Snickers and doubts surrounded George W. Bush’s use of broken Spanish as a means to reach out to Latino voters, but a new poll suggests that his efforts just might be paying off.

Thanks to President Bush's lead, Republicans are earning more praise and confidence from Hispanic voters, leaving a clear message that the Latino vote is "up for grabs" in future elections, according to a study released Tuesday by The Latino Coalition in Washington, D.C.

"This survey clearly shows that the Latino population is up for grabs," said Latino Coalition President Robert de Posada, declaring the "formidable popularity" of Bush a primary reason for the shift.

"Clearly, the Latino population sees the Republican Party as the party of George Bush, not the party of Pete Wilson," he said, referring to the former California governor whose policies were seen as anti-Mexican immigrant, and responsible for pushing Hispanics toward the Democratic Party in that state.

In the survey, given in both Spanish and English to 1,000 Hispanic-Americans, 65 percent of which were of Mexican descent, registered voters gave Bush a 68 percent approval rating, while non-registered Hispanics gave him a 74 percent approval rating.
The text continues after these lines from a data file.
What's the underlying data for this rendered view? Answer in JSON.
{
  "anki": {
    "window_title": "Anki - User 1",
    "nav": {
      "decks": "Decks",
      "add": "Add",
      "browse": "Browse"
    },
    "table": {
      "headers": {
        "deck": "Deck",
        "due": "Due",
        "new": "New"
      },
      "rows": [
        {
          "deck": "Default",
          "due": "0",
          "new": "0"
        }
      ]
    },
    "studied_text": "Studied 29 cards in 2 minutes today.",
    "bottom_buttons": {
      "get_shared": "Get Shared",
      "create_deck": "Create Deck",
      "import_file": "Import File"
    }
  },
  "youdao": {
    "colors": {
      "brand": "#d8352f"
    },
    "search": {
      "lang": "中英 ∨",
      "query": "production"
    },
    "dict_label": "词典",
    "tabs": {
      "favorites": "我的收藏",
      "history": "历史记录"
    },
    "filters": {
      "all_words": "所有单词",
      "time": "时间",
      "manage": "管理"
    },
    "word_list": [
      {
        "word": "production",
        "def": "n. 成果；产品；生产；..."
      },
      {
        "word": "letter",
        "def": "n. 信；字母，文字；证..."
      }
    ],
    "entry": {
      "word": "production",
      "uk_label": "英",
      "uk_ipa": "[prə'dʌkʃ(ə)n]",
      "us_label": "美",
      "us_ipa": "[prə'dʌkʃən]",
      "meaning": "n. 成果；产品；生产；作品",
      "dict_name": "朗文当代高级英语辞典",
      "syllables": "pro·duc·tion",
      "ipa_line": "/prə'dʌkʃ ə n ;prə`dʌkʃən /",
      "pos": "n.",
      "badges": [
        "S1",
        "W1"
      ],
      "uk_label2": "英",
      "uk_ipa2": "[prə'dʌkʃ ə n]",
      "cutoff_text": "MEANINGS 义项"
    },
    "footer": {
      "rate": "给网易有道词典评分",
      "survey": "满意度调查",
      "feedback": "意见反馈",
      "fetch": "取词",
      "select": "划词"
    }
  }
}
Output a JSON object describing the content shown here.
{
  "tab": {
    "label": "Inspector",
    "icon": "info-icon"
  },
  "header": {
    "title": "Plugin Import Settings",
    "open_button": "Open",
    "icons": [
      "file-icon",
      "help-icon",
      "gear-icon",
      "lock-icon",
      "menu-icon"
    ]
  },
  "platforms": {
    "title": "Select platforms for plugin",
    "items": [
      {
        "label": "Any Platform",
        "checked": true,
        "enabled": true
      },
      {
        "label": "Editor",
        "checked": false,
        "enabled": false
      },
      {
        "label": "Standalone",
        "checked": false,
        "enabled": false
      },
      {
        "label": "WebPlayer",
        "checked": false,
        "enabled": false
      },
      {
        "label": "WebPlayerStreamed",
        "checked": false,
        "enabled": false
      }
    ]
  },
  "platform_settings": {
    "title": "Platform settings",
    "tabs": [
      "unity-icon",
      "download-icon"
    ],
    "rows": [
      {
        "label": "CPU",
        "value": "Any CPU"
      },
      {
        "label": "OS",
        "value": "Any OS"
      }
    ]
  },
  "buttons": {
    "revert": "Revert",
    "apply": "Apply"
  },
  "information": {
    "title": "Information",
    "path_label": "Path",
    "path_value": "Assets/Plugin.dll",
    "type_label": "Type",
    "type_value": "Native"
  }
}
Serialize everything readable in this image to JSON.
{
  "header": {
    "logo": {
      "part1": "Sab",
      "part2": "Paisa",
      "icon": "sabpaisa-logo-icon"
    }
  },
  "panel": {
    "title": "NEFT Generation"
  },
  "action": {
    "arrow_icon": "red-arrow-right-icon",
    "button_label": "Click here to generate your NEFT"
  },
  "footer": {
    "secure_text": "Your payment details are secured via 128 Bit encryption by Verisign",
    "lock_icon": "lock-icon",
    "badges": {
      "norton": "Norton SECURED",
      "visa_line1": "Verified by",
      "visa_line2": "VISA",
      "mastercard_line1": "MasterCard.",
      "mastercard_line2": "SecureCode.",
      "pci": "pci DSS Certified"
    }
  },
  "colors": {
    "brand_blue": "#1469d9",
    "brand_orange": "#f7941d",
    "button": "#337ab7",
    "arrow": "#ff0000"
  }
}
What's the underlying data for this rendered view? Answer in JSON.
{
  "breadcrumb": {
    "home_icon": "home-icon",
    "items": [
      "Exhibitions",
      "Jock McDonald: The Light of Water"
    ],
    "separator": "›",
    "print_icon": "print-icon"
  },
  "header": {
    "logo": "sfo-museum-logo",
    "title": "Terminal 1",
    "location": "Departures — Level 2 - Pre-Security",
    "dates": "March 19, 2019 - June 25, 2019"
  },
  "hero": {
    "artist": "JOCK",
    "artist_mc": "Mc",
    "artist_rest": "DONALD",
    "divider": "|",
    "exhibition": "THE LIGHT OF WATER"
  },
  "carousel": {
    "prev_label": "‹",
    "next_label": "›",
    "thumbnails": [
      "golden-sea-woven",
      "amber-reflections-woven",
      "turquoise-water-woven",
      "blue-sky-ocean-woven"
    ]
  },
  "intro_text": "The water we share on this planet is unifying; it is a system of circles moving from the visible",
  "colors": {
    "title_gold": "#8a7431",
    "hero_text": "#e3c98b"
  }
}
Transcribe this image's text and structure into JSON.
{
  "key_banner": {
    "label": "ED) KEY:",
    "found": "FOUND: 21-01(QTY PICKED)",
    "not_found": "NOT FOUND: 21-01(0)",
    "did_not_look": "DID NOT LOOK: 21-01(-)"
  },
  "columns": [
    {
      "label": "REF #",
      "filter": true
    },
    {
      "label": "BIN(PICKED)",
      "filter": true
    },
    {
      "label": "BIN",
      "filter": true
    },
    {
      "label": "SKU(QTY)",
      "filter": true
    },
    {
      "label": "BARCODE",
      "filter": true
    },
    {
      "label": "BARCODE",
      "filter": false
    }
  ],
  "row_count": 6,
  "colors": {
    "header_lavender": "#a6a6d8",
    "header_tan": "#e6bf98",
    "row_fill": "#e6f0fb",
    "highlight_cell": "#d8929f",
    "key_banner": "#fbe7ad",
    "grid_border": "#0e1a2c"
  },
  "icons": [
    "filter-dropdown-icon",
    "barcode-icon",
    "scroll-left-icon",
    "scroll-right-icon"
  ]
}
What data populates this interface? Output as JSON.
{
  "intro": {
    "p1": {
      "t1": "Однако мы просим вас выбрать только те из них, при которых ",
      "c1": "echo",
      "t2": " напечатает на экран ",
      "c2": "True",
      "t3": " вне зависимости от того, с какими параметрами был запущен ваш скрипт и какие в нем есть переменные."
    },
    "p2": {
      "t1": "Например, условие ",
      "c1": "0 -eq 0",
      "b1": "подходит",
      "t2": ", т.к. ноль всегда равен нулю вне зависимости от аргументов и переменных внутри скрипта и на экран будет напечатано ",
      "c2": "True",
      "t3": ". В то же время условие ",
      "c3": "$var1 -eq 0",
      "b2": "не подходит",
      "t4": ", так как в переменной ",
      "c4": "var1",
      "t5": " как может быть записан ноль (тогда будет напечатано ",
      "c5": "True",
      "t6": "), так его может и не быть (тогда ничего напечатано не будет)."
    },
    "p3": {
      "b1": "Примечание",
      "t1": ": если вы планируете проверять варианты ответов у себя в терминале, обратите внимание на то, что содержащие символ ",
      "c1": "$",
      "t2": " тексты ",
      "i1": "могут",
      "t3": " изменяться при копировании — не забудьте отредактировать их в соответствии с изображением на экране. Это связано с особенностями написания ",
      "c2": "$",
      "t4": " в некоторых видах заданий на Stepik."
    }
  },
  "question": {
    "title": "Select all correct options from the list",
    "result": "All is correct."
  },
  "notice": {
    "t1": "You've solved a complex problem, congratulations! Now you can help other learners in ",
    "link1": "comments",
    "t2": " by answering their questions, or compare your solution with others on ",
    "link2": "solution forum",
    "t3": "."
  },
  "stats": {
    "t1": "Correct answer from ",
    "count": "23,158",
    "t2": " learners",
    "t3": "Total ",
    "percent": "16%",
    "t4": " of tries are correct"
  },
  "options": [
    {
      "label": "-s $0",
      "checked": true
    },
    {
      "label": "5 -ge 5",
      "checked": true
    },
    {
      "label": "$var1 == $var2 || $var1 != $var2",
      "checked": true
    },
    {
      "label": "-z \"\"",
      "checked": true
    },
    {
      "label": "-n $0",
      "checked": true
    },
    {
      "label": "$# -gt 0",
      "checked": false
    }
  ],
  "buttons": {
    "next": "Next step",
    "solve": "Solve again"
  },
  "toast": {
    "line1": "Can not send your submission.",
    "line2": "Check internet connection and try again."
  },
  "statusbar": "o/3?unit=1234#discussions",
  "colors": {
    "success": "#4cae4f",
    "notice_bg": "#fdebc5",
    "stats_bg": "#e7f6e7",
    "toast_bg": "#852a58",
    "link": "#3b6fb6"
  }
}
They also said they prefer Bush over his 2000 opponent Vice President Al Gore 50 percent to 35 percent -- turning on its head a 2001 survey finding Gore ahead of Bush 54 percent to 28 percent.

John McLaughlin, the pollster who conducted the survey on behalf of the coalition, said the president’s popularity has trickled down into the Republican Party, bumping up the GOP's job approval rating among Latinos to 42 percent from 23 percent in 2001. On the contrary, Democrats slipped in this regard, with respondents giving them a 48 percent approval rating, as opposed to 55 percent last year.

"His policies are popular," said McLaughlin. "He’s the personification of the outreach on behalf of the party."

Up until now, Democrats have believed they have a lock on the Hispanic voting block, which as of 2000 hovered around 5.5 percent of the total voting population and is growing, said de Posada. "Hispanics are becoming more and more independent when it comes to politics," he said.

But Democrats dismissed the survey Tuesday, saying the "ultimate poll will be Election Day, November 5th."

"This poll says nothing new, Bush is popular among a lot of groups," said Guillermo Meneses, director of Hispanic media for the Democratic National Committee. "But when it comes to electing leaders, Hispanics turn to Democratic leaders, time and time again."

Meneses said voters in 2000 and 2001 indicated that Democrats and their policies were more in tune with this population and that will continue in future elections despite the "mariachi politics" of the administration.

"We’ve been doing that for the last 30 to 40 years -- they’ve only started reaching out in 2000, trying to play catch up," he said. "When you highlight and uncover the Republican record, it simply doesn’t not reflect the interest of Latinos moving forward."

Republicans had a similar, negative take on a report released last week by the National Hispanic Leadership Agenda, which represents 35 Latino advocacy groups. The "scorecard" presented by the coalition gave a number of Democratic lawmakers perfect 100 percent scores based on their votes on "pro-Hispanic" bills like repairing public schools, the Democratic version of the patient bill of rights and against the confirmation of Attorney General John Ashcroft.

"We’re talking about Democrats grading Democrats," charged Sharon Castillo, a spokeswoman for the Republican National Committee.

Tuesday’s survey indeed found that more Hispanic respondents continue to consider themselves Democrats, a fact that the GOP has attempted to change through aggressive voter drives and leadership outreach efforts in the last few years.

But that number is changing in the GOP’s favor. Last year, 55 percent of respondents said they were Democrats at heart, while 17 percent said they were Republicans. This year, 48 percent claimed to be Democrats while 23 said they were Republican.

Republican Party approval increases among non-registered voters in this population, which de Posada said is young -- 42 is the average age -- and newer to the country.

"If I were the Republican Party I would start a massive registration drive tomorrow morning," he said.

The survey also found that 72 percent of respondents were Catholic and 64 percent are regular churchgoers. Over 60 percent reported an annual household income of $40,000 or below, and 67 percent said they had no 401 (k) retirement plan. Also, according to the survey, the greatest barriers to success for the Hispanic population in the country remain language skills and education.

The real "barrier" that both parties may encounter, however, is the lackluster response to the question of admirable Hispanic-American leaders. According to the survey, almost 75 percent of respondents said they could not identify a single leader they admired. Of those who did mention a name, 3.7 percent chose Mexican President Vicente Fox.

"This new political block in the U.S. is searching for a leader," said McLaughlin.